## [SOURCE MATERIAL]

• • • •

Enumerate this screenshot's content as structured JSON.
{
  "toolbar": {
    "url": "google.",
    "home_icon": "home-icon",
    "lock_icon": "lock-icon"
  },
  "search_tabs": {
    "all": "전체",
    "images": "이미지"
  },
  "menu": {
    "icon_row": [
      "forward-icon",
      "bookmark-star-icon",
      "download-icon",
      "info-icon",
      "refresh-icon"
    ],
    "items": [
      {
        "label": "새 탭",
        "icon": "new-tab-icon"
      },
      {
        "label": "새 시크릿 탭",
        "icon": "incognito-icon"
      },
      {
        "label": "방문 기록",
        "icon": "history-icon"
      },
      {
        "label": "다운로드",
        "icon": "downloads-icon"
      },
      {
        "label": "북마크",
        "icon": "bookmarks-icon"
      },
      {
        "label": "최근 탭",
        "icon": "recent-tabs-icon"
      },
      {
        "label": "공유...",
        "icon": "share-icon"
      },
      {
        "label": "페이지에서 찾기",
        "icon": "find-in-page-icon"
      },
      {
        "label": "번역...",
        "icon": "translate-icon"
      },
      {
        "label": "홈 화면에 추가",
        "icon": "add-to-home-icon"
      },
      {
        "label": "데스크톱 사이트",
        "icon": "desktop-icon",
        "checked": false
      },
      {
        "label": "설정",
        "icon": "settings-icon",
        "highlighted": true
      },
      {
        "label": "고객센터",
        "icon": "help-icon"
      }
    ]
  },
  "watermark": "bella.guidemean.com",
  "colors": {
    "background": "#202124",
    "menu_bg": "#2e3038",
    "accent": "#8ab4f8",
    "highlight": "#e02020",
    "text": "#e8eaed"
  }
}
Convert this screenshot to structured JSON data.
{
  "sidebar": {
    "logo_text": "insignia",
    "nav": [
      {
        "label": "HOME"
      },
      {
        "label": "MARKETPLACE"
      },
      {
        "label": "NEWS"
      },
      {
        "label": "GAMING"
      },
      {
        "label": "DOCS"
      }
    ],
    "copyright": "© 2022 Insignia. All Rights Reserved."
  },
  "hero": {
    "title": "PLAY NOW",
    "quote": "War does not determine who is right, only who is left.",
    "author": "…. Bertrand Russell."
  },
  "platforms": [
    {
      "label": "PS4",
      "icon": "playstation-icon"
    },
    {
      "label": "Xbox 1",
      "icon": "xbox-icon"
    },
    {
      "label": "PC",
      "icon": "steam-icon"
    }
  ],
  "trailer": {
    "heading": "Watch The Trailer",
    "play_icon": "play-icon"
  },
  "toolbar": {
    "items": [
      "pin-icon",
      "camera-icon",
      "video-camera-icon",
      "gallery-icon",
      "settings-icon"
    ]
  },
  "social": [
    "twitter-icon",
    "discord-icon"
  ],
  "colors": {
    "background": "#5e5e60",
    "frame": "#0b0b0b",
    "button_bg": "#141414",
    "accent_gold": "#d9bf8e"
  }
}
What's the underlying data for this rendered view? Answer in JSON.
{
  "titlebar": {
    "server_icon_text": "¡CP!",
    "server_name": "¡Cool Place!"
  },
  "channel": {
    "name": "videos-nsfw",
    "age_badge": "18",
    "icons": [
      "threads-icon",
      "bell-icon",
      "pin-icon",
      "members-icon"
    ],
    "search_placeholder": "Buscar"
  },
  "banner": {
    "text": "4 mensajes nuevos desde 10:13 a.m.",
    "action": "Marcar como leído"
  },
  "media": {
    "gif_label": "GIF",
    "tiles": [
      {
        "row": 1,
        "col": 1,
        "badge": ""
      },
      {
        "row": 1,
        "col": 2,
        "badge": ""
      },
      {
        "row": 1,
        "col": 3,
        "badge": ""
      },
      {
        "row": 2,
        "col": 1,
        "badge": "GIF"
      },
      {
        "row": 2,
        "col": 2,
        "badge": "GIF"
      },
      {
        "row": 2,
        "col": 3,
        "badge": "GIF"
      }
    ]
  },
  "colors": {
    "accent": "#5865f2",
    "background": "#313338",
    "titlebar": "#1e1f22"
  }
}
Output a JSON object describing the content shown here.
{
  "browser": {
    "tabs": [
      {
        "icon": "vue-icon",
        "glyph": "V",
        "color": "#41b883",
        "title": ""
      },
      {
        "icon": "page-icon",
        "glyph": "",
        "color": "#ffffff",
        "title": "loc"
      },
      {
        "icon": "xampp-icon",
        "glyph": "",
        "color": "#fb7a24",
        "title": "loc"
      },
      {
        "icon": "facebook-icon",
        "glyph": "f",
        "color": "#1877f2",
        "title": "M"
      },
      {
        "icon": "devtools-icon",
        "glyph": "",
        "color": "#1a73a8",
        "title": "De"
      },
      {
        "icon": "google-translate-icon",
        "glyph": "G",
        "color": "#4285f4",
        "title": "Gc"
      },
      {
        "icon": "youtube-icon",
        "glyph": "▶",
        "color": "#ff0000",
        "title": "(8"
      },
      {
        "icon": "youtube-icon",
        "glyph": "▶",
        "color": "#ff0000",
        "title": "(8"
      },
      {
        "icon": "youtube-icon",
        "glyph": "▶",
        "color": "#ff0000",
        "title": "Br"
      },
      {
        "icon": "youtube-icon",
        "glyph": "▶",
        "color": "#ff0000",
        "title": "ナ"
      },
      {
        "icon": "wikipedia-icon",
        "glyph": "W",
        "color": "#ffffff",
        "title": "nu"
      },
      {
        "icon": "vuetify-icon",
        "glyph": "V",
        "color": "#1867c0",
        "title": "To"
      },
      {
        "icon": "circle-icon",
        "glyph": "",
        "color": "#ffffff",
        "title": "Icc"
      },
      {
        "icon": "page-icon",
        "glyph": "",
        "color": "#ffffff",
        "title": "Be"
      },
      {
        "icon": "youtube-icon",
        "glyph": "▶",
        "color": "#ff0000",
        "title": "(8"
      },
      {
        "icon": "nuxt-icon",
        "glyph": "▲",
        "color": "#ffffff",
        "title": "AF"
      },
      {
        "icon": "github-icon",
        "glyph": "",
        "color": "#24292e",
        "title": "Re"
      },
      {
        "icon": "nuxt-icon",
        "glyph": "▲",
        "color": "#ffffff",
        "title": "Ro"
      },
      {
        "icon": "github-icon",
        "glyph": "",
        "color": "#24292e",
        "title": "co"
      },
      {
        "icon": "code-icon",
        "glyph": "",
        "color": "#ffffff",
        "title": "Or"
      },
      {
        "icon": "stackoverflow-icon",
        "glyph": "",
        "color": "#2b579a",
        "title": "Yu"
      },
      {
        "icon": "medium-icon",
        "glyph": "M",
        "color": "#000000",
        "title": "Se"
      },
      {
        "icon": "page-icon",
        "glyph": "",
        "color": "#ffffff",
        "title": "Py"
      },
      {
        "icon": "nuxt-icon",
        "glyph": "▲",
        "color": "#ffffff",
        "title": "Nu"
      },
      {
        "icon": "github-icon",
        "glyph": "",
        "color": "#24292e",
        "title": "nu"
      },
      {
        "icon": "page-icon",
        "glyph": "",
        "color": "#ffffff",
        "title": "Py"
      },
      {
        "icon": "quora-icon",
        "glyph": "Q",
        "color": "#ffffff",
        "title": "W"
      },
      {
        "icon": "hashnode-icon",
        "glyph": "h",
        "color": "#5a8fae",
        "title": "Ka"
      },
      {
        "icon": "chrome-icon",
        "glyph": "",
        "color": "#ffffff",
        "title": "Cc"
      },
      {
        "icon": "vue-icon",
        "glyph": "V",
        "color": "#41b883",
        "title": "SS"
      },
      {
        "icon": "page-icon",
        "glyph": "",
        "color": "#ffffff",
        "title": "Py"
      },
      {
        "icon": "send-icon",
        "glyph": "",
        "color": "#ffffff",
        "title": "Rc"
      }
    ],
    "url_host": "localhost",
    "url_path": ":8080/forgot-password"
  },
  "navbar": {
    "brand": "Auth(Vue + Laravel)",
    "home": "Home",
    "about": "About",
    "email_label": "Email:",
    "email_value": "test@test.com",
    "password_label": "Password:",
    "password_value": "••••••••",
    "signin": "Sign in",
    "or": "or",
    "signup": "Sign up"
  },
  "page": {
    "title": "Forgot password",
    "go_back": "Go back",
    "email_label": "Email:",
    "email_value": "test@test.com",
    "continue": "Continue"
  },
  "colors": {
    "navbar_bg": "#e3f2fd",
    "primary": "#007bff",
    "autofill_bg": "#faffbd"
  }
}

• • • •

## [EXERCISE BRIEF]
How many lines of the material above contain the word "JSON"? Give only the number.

## [EXPECTED OUTPUT]
4